Wednesday, August 18, 2004
For the French wine industry as a whole, these are tough times. DomesticMany reasons are cited for the decline in demand, including the growth of competition from Australia and Chile. I find it both interesting and astonishing, however, that the article fails to mention the possibility that the slump has been exacerbated by the fact that many Americans, Tigerhawk included, have made a point of avoiding French products after their disingenuous behavior in the months leading up to the invasion of Iraq. My own view is that this grass roots boycott is more than a trivial contributing factor to the French wine malaise, and the Glasgow Herald agrees.
consumption is down, foreign competition and the weak dollar have battered
exports, overproduction is rampant and needed changes are thwarted by obsolete
rules. Bordeaux has been hit particularly hard because it is the largest of the
country's wine regions and wine is central to its economy.
I wonder if the French are as blind to this as the New York Times appears to be.
I don't get it. Why boycott the French?
The French government did not support the U.S. in Iraq because it did not perceive that its interests would be advanced by going to war with Iraq. In this they were almost certainly correct.
In fact, I have a hard time seeing how American interests have been advanced by the war. It certainly had nothing to do with the war on terror, except perhaps to increase America-hatred in the Islamic world, thus creating more terrorists. That's what is known as counter-productive.
First, TigerHawk did not boycott French products. I did, however, switch to "coalition of the willing" products in an affirmative show of support for allies who did step to the plate. Why buy Beck's when you can buy Pilsner Urquel from the Czech Republic? Why buy French wine when Australian wine is wonderful? But since there is no good substitute for Boursin, you might as well still buy from the French.
Second, the Iraq war was and remains in American interests. That's a huge fight and a long essay to come, so let's not go there.
Third, the currency has to be a big part of it. The Euro has moved from about $0.90 to $1.23 in two years, which means that French wines are 1/3 more expensive for Americans than they were in the summer of 2002. Or the wine producers have had to cut prices in Euro terms just to stay even. Either way, it's a huge hit in a competitive business.
I've of mixed opinion on the French boycott. While emotionally sympathetic for political reasons, I believe France has two essential roles in the world: as curator of some of the world's great architecture and art, and as creator of exquisite wine and foodstuffs. Their days as a world power ended many many years ago, but I certainly hope they have a long future as a producer of fine wine, and it would be a shame if the Bordeaux vineyards were plowed under as a result of politics.

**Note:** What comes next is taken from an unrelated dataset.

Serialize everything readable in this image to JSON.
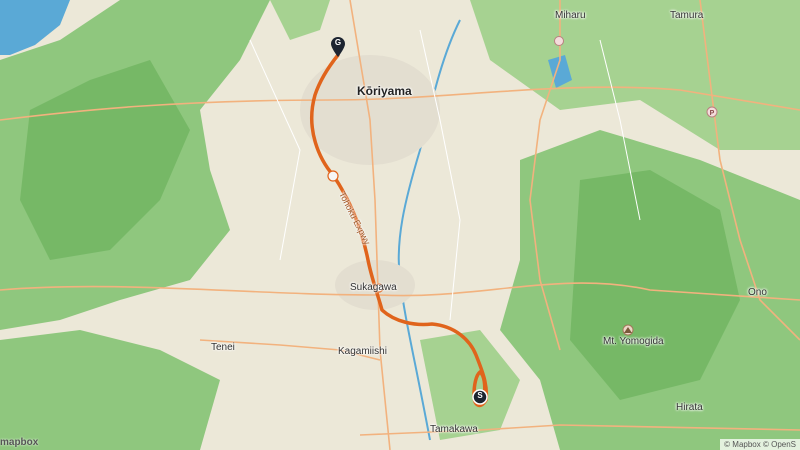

I suspect they will not be.
As to your point about Iraq, I respectfully, and whole heartedly, disagree.
While my paternal Grandmother emigrated from Paris to NY in her 20s as a war bride, I do boycott the French.
The French made my friends who flew F-111s fly around France, complicating the attack on Mohammar Khadafi in Libya back in the 80s. They were pissed as they needed to add at least 2 more air refuelings + time to an already long mission. Furthermore, I take issue with the French attitude and actions regarding the war on Iraq.
The French have forgotten their friends and they have forgotten who has helped them in the past. (My Uncle, son of my French Grandmother, was an American glider pilot who helped resect the Germans from France.)
Grey Goose is good, but we've been drinking Kettle One in my house. But, of course, I don't tell my doc how much I consumer since I live in Pennsylvania and I still want to drive.
Tasty blog! Please check out my storage wine blog.